**EXERCISE DESCRIPTION**
Only the lines of the data below from the one with "What's the underlying" through the one with "Parse this screenshot: output" are wanted. Repeat them exactly.

[Excerpts from an interface dataset]
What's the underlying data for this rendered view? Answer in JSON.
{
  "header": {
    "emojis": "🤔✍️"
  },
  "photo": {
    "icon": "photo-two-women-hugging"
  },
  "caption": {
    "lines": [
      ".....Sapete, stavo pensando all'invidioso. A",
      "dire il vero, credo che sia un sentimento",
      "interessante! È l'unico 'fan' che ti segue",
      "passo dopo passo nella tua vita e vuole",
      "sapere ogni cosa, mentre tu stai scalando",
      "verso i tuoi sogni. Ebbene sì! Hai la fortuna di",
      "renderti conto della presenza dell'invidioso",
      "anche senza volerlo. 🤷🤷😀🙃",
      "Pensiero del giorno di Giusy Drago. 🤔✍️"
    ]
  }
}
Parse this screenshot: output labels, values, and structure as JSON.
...
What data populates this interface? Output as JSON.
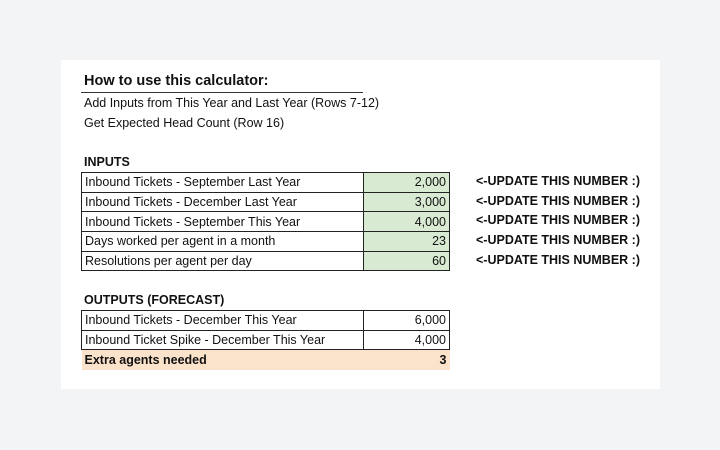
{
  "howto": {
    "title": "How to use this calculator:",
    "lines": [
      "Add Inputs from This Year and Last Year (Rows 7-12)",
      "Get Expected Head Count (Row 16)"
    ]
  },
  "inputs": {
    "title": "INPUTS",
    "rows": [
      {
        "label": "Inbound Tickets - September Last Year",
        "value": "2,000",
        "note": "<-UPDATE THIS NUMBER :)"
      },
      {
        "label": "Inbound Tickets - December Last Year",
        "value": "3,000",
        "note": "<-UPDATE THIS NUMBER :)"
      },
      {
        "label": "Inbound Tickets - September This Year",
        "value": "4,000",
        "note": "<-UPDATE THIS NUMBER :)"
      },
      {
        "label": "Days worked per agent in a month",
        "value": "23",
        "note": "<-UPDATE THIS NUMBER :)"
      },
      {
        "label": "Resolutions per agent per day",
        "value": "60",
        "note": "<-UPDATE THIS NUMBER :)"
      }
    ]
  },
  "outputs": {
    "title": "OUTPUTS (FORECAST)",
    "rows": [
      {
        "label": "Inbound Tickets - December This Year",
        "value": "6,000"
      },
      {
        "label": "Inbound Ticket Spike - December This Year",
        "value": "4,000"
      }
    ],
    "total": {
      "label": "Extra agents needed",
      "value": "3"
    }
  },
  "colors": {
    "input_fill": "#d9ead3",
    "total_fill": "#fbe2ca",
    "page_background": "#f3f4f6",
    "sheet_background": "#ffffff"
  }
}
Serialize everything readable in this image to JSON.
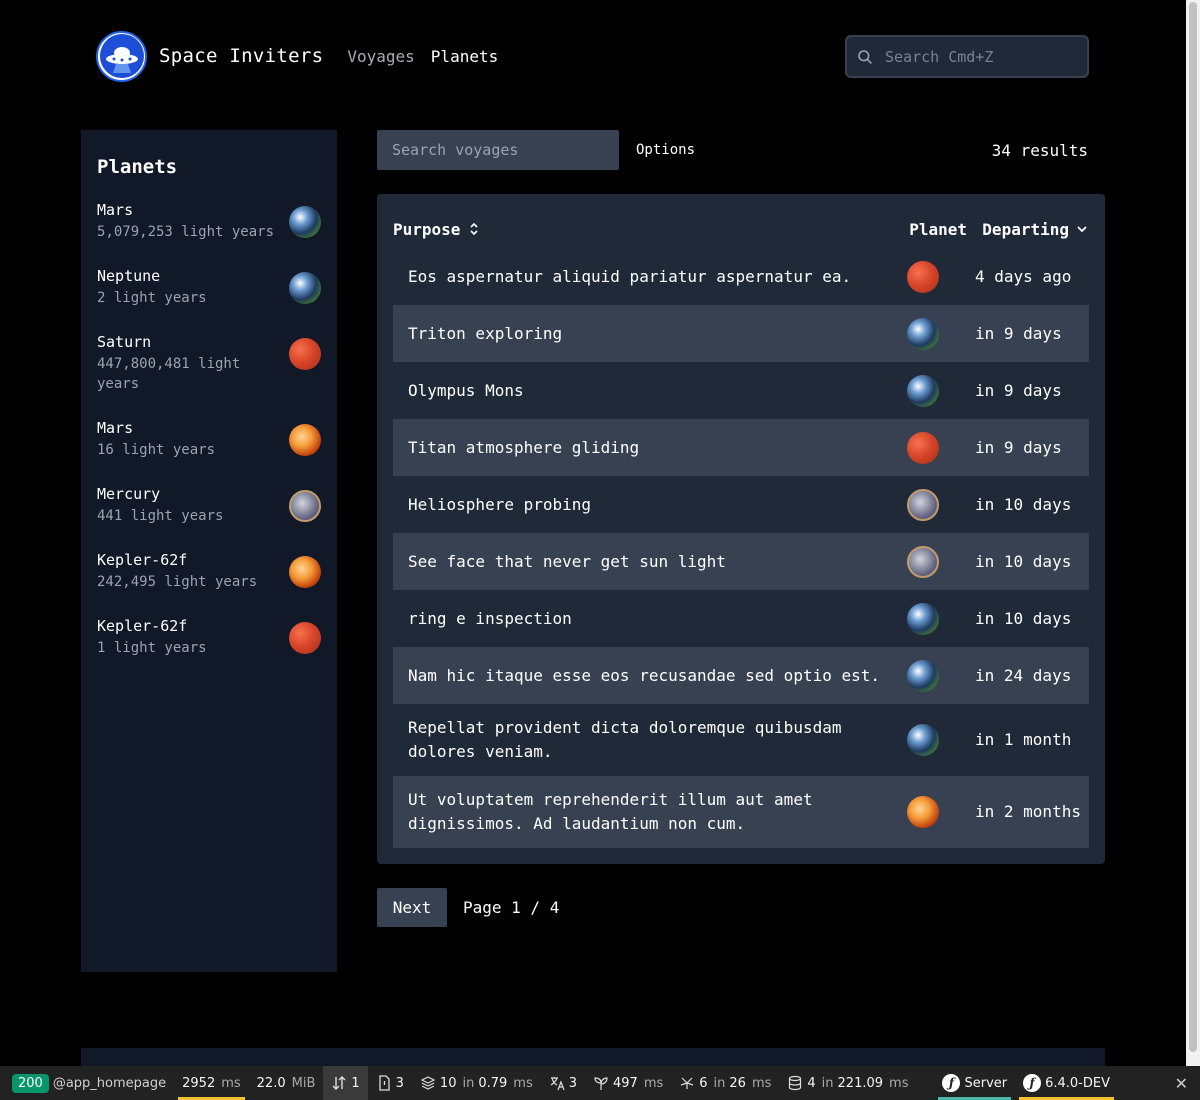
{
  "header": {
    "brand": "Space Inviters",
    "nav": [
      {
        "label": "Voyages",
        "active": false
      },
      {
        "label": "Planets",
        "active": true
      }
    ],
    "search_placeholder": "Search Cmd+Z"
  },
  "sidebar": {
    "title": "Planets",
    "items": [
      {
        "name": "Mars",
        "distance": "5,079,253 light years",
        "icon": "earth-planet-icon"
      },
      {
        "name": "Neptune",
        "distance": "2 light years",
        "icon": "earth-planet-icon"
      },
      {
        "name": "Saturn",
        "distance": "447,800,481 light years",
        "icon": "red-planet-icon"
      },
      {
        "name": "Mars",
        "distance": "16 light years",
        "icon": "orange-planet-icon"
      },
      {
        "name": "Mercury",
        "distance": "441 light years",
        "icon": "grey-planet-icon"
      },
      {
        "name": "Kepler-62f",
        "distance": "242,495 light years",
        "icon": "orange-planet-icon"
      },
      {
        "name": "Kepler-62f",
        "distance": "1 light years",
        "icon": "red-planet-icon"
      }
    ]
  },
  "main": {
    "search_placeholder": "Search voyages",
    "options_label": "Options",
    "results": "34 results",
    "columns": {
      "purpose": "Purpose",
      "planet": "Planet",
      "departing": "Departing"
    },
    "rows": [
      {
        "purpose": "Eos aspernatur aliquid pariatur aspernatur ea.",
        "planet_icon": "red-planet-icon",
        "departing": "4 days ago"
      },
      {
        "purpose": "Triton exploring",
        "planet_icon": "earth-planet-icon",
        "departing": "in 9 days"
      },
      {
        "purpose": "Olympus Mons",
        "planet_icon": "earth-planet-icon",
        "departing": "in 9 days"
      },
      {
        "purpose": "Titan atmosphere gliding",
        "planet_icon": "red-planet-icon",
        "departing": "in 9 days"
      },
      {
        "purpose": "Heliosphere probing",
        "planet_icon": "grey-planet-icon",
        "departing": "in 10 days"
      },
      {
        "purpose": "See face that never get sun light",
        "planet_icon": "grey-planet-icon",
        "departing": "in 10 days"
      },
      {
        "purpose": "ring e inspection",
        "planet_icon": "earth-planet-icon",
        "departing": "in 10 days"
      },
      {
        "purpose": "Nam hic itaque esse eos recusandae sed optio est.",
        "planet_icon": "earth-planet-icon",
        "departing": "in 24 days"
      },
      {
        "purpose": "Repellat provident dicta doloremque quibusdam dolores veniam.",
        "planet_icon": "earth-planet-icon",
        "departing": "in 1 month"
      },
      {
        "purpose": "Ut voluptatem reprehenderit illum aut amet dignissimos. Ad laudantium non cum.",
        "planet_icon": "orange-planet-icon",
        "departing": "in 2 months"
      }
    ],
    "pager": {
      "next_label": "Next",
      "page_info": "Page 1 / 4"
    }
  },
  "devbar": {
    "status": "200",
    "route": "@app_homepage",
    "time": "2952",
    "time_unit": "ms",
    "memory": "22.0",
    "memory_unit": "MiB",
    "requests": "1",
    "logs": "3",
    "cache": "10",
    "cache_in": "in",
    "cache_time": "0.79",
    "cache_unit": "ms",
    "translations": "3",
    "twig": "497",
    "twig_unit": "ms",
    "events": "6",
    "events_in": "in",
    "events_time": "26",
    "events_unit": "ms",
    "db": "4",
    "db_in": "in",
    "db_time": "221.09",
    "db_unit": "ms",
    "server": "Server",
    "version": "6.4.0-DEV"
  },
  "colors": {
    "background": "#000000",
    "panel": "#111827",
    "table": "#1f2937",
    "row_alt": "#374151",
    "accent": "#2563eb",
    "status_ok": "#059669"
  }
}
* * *
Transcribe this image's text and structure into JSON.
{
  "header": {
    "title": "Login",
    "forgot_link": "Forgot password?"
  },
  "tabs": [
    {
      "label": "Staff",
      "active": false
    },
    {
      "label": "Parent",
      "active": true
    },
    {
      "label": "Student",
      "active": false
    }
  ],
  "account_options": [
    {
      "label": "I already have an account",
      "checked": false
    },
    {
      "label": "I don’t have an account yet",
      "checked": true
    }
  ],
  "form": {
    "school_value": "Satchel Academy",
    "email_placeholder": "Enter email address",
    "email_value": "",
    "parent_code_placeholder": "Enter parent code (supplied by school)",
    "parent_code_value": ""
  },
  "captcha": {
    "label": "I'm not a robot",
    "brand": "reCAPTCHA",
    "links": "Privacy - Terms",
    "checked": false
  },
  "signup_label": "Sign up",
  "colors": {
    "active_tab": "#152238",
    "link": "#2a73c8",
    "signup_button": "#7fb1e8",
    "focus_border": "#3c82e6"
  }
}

**TASK ANSWER**
What's the underlying data for this rendered view? Answer in JSON.
{
  "header": {
    "emojis": "🤔✍️"
  },
  "photo": {
    "icon": "photo-two-women-hugging"
  },
  "caption": {
    "lines": [
      ".....Sapete, stavo pensando all'invidioso. A",
      "dire il vero, credo che sia un sentimento",
      "interessante! È l'unico 'fan' che ti segue",
      "passo dopo passo nella tua vita e vuole",
      "sapere ogni cosa, mentre tu stai scalando",
      "verso i tuoi sogni. Ebbene sì! Hai la fortuna di",
      "renderti conto della presenza dell'invidioso",
      "anche senza volerlo. 🤷🤷😀🙃",
      "Pensiero del giorno di Giusy Drago. 🤔✍️"
    ]
  }
}
Parse this screenshot: output labels, values, and structure as JSON.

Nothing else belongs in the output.